Parishes and families interested in assisting or hosting pilgrims can sign up to be part of the “Hospitality Network” at Modern Catholic Pilgrim’s website.
Although the benefits of undertaking these journeys can be enormous to pilgrims’ spiritual lives, “the hospitality aspect might become the most important aspect.” By hospitality, Peterson says he means “not the warped version that’s an industry now, where you get the wine list at a restaurant or chocolate on your pillow at a hotel, but to truly connect with others and to have that space in which to share your experience and dialogue.”
He says he has encountered this kind of hospitality through his journeys; one host shared a very moving conversion story that involved leaving his home, family and country to follow his faith. On his first journey, as he and Cable attempted to contact their hosts from the office of a family-run insurance business as a storm was approaching, the family even offered to let the pilgrims stay with them if their host could not be reached.
“Christian hospitality is an amazing, radical thing,” they wrote at their RNS blog.
Ultimately, Peterson hopes to build networks throughout the U.S. so that any pilgrims can reach the country’s holy sites.
“The grand vision would be someone can walk out of their house anywhere in the United States, go on pilgrimage, and stay with people along the way,” he said.
[James Dearie is an NCR Bertelsen intern. His email is firstname.lastname@example.org.]
Monday, 10 December 2018, is the 50th Anniversary of the sudden death of one of the Church’s most famous sons – Thomas Merton – whose writings (including the Seven Storey Mountain) have inspired Christians pilgrims for half a century at least.
This last picture shows where Fr Tom spent quite a bit of his Religious Formation. It was at the Abbey of Gethsemane in the USA where he wrote much of his amazing output on the spiritual life. His openness to all creation was a feature of his writing, backed up by his radical openness to the spirituality of other religions, and it was at a meeting of Trappist Abbots in Asia, where he finally found his rendezvous with eternity.

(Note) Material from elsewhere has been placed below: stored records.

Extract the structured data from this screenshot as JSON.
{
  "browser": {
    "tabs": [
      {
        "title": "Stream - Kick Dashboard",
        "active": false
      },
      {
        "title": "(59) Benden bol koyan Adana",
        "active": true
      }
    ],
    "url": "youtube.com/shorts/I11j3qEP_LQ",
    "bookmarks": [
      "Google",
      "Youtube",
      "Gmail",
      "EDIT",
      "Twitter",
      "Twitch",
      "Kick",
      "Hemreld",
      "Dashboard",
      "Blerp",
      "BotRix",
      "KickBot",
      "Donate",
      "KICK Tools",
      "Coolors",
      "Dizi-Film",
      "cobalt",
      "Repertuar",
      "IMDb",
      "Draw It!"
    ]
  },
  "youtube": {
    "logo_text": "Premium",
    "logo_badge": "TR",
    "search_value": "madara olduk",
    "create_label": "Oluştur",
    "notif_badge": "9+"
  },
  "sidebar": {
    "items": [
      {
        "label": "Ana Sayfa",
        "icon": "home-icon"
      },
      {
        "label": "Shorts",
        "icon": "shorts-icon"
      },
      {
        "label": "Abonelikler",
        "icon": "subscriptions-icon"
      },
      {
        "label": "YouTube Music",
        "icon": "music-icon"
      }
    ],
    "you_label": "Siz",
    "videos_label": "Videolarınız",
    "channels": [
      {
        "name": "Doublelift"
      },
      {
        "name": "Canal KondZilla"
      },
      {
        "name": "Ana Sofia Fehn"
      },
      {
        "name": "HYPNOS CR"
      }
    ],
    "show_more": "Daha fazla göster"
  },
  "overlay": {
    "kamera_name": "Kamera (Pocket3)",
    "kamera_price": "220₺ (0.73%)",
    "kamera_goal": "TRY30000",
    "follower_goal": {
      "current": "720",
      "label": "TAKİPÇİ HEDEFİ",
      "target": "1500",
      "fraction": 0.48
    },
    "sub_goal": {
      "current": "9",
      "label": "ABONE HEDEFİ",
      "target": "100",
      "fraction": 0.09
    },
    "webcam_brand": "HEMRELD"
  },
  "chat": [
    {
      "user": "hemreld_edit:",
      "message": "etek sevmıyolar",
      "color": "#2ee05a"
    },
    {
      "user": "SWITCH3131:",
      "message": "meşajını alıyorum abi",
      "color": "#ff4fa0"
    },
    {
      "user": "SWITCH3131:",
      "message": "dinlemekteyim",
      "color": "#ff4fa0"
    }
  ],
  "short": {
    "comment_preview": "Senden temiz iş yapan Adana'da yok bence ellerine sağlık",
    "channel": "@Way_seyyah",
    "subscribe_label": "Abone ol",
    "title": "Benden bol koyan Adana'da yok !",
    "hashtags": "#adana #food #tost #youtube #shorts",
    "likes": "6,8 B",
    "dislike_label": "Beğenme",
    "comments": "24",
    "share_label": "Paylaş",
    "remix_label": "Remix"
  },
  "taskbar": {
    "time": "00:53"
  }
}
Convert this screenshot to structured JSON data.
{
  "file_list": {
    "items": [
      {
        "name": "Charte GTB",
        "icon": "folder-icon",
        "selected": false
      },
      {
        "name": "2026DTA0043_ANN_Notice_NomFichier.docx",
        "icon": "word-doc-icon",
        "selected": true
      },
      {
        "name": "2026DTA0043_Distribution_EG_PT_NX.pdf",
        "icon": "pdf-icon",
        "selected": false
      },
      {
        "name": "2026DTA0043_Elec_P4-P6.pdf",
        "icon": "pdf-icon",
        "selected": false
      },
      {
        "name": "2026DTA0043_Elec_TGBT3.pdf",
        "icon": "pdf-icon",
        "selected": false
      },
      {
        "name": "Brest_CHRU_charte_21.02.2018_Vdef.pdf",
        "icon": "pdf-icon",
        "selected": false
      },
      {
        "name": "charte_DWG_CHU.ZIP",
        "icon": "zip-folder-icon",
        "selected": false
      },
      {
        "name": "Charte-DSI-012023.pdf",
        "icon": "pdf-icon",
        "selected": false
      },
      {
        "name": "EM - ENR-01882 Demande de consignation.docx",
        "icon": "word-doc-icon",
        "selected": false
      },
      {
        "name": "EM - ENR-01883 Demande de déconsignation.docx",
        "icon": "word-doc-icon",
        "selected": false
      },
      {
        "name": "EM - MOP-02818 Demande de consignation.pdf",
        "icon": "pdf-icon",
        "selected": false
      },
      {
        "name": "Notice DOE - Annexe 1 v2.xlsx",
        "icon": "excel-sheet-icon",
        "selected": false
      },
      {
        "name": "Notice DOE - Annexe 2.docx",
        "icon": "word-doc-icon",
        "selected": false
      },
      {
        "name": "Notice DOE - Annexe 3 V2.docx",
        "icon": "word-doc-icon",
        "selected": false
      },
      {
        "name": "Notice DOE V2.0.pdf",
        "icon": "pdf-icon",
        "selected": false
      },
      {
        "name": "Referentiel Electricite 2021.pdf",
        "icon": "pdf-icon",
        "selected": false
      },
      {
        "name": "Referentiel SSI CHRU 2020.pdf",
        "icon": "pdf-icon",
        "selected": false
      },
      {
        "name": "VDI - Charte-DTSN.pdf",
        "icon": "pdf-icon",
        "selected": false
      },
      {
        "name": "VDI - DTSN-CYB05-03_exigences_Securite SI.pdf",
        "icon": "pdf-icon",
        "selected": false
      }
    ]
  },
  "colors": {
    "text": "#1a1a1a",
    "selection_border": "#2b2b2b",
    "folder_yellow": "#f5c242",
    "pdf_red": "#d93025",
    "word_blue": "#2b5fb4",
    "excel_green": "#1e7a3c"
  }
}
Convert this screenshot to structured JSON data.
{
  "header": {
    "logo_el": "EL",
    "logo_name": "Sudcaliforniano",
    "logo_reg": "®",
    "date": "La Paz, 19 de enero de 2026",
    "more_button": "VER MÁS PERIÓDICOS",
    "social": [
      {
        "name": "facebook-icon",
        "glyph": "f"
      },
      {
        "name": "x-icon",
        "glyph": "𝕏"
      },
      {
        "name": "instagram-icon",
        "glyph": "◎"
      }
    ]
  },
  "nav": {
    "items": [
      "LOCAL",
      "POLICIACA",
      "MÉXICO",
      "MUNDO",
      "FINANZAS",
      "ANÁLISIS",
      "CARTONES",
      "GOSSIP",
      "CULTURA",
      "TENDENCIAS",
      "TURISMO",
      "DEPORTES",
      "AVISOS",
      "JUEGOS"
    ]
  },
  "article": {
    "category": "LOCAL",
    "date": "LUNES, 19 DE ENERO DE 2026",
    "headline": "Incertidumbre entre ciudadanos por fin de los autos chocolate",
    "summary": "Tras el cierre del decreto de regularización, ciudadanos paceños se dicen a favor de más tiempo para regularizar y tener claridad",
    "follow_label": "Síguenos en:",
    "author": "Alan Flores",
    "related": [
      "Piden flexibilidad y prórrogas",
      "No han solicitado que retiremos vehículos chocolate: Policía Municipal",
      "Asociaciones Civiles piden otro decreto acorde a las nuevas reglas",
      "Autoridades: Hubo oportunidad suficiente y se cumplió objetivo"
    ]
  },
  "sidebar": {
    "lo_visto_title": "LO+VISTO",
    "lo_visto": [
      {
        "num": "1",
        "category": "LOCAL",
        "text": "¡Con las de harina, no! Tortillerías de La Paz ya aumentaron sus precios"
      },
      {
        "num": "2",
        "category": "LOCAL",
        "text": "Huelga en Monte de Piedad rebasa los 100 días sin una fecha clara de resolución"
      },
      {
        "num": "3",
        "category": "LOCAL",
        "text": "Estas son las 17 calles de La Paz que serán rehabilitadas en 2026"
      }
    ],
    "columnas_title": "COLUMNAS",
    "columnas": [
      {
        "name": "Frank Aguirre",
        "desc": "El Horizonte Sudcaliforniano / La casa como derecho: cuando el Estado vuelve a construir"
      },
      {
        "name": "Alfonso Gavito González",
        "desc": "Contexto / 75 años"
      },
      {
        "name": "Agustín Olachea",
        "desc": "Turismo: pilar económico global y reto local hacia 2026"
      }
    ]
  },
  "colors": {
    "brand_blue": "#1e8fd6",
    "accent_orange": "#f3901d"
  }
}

The spiritual discipline of pilgrimage was a part of Merton’s theological quest so that he would be pleased with this modern invitation to respond to the hospitality of Religious Houses and others on the pilgrim route. That there are so many places in the USA and Canada where one can make a pilgrimage to holy sites is a reflection on the fact that the religious life is very much up and running in that ‘land of the free’.
May Fr. Thomas Rest in Peace and Rise with Christ in Glory. Amen!
Father Ron Smith, Christchurch, New Zealand